IN a “fairly unique event”, Southlanders gathered at Lochiel’s Forest Hill Cemetery on Saturday to commemorate 100 years since the first interment.
Led by bagpipes, community members honoured the milestone, acknowledged their ties to the land and shared stories of those they had laid to rest over the years.
Forest Hill Cemetery Trust member and Emcee Cam Brisco said the organising committee was “delighted” with the number of people who went along.
“It’s a fairly unique event.
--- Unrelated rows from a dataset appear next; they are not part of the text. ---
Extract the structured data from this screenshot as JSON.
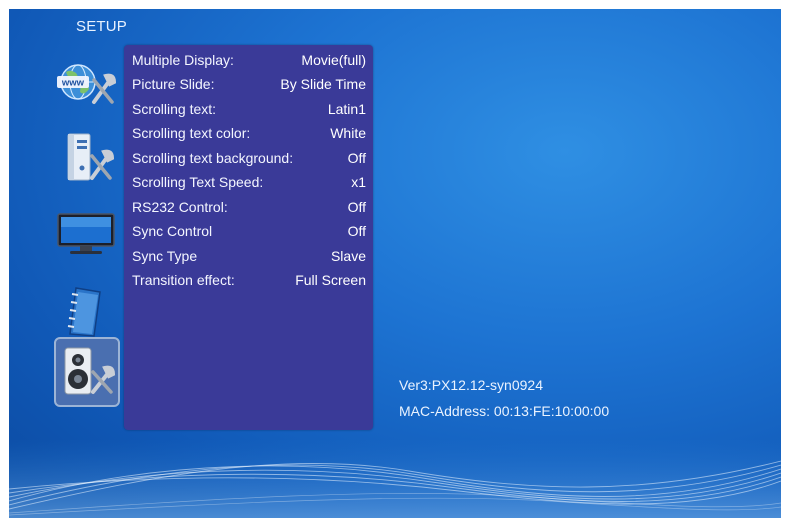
{
  "header": {
    "title": "SETUP"
  },
  "sidebar": {
    "icons": [
      {
        "name": "network-settings-icon",
        "badge_text": "www"
      },
      {
        "name": "pc-settings-icon"
      },
      {
        "name": "display-settings-icon"
      },
      {
        "name": "notebook-settings-icon"
      },
      {
        "name": "audio-settings-icon",
        "selected": true
      }
    ]
  },
  "menu": {
    "items": [
      {
        "label": "Multiple Display:",
        "value": "Movie(full)"
      },
      {
        "label": "Picture Slide:",
        "value": "By Slide Time"
      },
      {
        "label": "Scrolling text:",
        "value": "Latin1"
      },
      {
        "label": "Scrolling text color:",
        "value": "White"
      },
      {
        "label": "Scrolling text background:",
        "value": "Off"
      },
      {
        "label": "Scrolling Text Speed:",
        "value": "x1"
      },
      {
        "label": "RS232 Control:",
        "value": "Off"
      },
      {
        "label": "Sync Control",
        "value": "Off"
      },
      {
        "label": "Sync Type",
        "value": "Slave"
      },
      {
        "label": "Transition effect:",
        "value": "Full Screen"
      }
    ]
  },
  "info": {
    "version": "Ver3:PX12.12-syn0924",
    "mac_address": "MAC-Address: 00:13:FE:10:00:00"
  },
  "colors": {
    "background": "#1d73d2",
    "panel": "#3a3a98",
    "text": "#ffffff"
  }
}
I don’t think it’s very often people gather for an interment at a cemetery.”
The grave belonged to Australian-born, Southland local, George Farbrace Boyes Poynter, who died aged 79 on August 19, 1920.
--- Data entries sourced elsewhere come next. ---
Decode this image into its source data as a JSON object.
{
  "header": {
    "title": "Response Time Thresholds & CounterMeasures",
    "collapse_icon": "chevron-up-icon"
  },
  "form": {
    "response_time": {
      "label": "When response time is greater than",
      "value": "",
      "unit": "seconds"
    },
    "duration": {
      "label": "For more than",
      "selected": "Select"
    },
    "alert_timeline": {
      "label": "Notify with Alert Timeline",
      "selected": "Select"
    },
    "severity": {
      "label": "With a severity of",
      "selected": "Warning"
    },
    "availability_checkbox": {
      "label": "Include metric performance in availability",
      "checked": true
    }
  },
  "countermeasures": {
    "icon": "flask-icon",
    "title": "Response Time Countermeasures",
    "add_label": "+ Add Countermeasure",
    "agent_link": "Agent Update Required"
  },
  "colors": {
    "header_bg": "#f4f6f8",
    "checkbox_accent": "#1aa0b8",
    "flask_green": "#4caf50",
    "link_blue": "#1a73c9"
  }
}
It was also marked with the names of his wife, Clara Alexandrina, who died 11 years later, aged 90, and their son, William Duncan, who died in 1918 aged 35.
Trustee and grounds-keeper Stuart McKerchar said the family was “very private” and joked they would have “hated” being made a fuss of all those years later.
The 100-year mark was a “significant milestone” in the history of the district.
“It’s a community asset and a part of the fabric here.”
The cemetery reserve of 18 acres was leased for about 50 cents per acre when it first opened in 1920, and had been taken care of by the community for 32 years prior to opening.
“Fencing, establishing shelter, organising leases and preparing ground for use are the topics that dominate the meeting minutes right up until 1920.”
He acknowledged the commitment of all those who had cared for the cemetery and ensured it remained open.
“We owe them a hearty vote of thanks.”
A magnolia and a yellow cedar tree were planted at the grounds to mark the occasion, followed by tea, cake and a “yarn”, Mr Brisco said.Nike air jordan Sneakers30 Winter Outfit Ideas to Kill It in 2020 – Fashion Inspiration and Discovery